The only exceptions are: (1) to avert a serious, imminent threat to your health or safety or that of another person and (2) to comply with legal obligations such as child abuse and elder abuse. 

What is the LAP’s relationship with the Office of Disciplinary Counsel (ODC)?

The LAP is not affiliated in any way with ODC. The LAP is a confidential and separate program from discipline and the offices themselves are separate from ODC, BPR, and the courts. All communications with LAP are completely confidential and will not be disclosed to any person, agency, or organization without the participant’s explicit written authorization.

How can a legal employer take advantage of the Lawyers Assistance Program?

The LAP can be a resource to legal employers in many ways. The LAP offers management consultation and provides guidance and resources when there are concerns about an attorney’s performance or mental health. LAP staff also offer consultation to legal employers and law schools on best practices to encourage well-being. 

The program also offers free educational presentations to firms, judges, nonprofits, law schools, and other related organizations in the D.C. metropolitan area. The goal of the presentations is to raise awareness of LAP services and the impact that mental health, substance use, and well-being issues have on the legal profession. Programs can be standardized or specially designed for your group. Some programs may qualify for Continuing Legal Education (CLE) credits.

I don’t have an alcohol or drug problem and I’m not depressed. I’m just stressed. Can the LAP help?

The LAP offers clinical services related to any problems that impact well-being, and stress in any realm is worth addressing. The hope is that attorneys seek help proactively before the problem becomes more serious. Chronic stress can lead to significant physical and mental health issues. Often talking to a neutral person, who can help assess the problem and identify strategies and resources, can make a difference. 

No issue is too small. The earlier someone gets help, the better. No lawyer should feel alone in their struggle. Do not hesitate to call us at 202-347-3131 or email at [email protected].

I am worried about a colleague . . . what can I do?

All LAP staff are licensed mental health professionals who will gladly consult with you about what actions, if any, are necessary and appropriate. LAP staff can provide guidance on effective techniques for communicating your concerns as well as resources that may be available for the colleague. Call us at 202-347-3131 to discuss.

 Learn how to provide support. Know the warning signs of suicide

If I seek help while in law school, will it impact my bar admission?
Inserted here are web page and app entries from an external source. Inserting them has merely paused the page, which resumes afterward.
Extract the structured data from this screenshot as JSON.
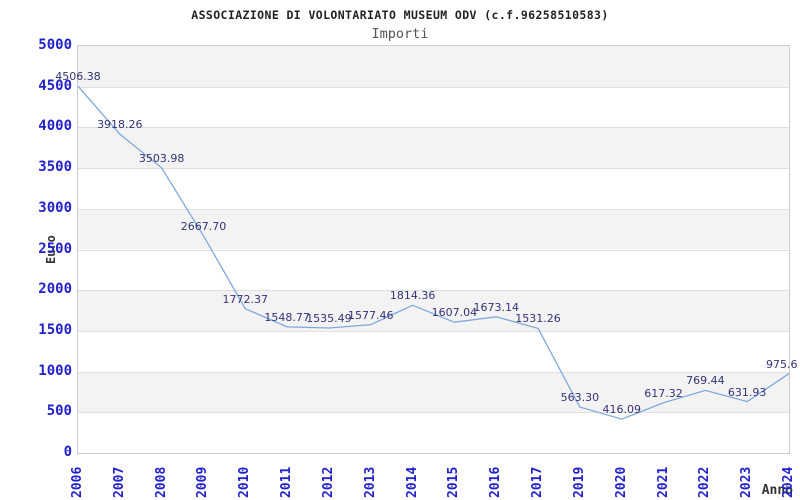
{
  "chart_data": {
    "type": "line",
    "title": "ASSOCIAZIONE DI VOLONTARIATO MUSEUM ODV (c.f.96258510583)",
    "subtitle": "Importi",
    "xlabel": "Anno",
    "ylabel": "Euro",
    "categories": [
      "2006",
      "2007",
      "2008",
      "2009",
      "2010",
      "2011",
      "2012",
      "2013",
      "2014",
      "2015",
      "2016",
      "2017",
      "2019",
      "2020",
      "2021",
      "2022",
      "2023",
      "2024"
    ],
    "values": [
      4506.38,
      3918.26,
      3503.98,
      2667.7,
      1772.37,
      1548.77,
      1535.49,
      1577.46,
      1814.36,
      1607.04,
      1673.14,
      1531.26,
      563.3,
      416.09,
      617.32,
      769.44,
      631.93,
      975.6
    ],
    "point_labels": [
      "4506.38",
      "3918.26",
      "3503.98",
      "2667.70",
      "1772.37",
      "1548.77",
      "1535.49",
      "1577.46",
      "1814.36",
      "1607.04",
      "1673.14",
      "1531.26",
      "563.30",
      "416.09",
      "617.32",
      "769.44",
      "631.93",
      "975.6"
    ],
    "ylim": [
      0,
      5000
    ],
    "ytick_step": 500,
    "grid": "alternating horizontal bands, no vertical gridlines",
    "legend_position": "none",
    "colors": {
      "line": "#7fa9dc",
      "tick_label": "#2222cc",
      "point_label": "#333377",
      "band": "#f3f3f3",
      "gridline": "#e0e0e0",
      "plot_border": "#cccccc",
      "title": "#222222",
      "subtitle": "#555555",
      "axis_title": "#333333",
      "background": "#ffffff"
    }
  }
}
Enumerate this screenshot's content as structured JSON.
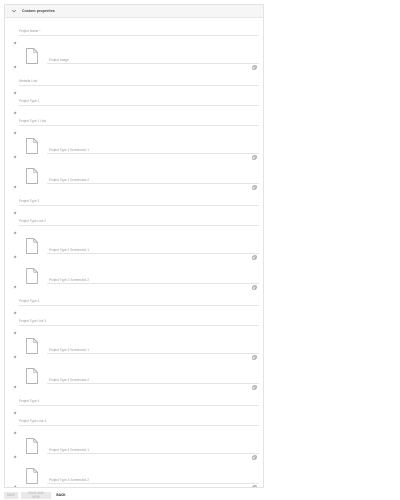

The D.C. Court of Appeals Committee on Admissions (COA) does not require applicants to divulge information about treatment or counseling for mental health/addiction issues per se. Your LAP participation will not be reported to the COA. If you have specific questions about the character and fitness questions on the application to the D.C. Bar, please contact us. The ultimate goal of the admissions process is to ensure competence; seeking help for a mental health problem is an argument for competence, not against. Remember, there is nothing more important than your health.

As a reminder, all inquiries with the LAP are strictly confidential under the law. The LAP will NOT disclose any identifying information, without the student’s written permission, to law schools, the D.C. Bar, or anyone else without the student’s explicit permission.

If you have questions about the character and fitness portion of your Bar application, please give us a confidential call at 202-347-3131.

What if I am in crisis?

For a medical or psychiatric emergency, dial 9-1-1. If you are having suicidal thoughts or concerned about someone else, dial 9-8-8, for the Suicide & Crisis Lifeline. The Lifeline provides 24/7, free and confidential support for people in distress, prevention and crisis resources for you or your loved ones, and best practices for professionals in the United States.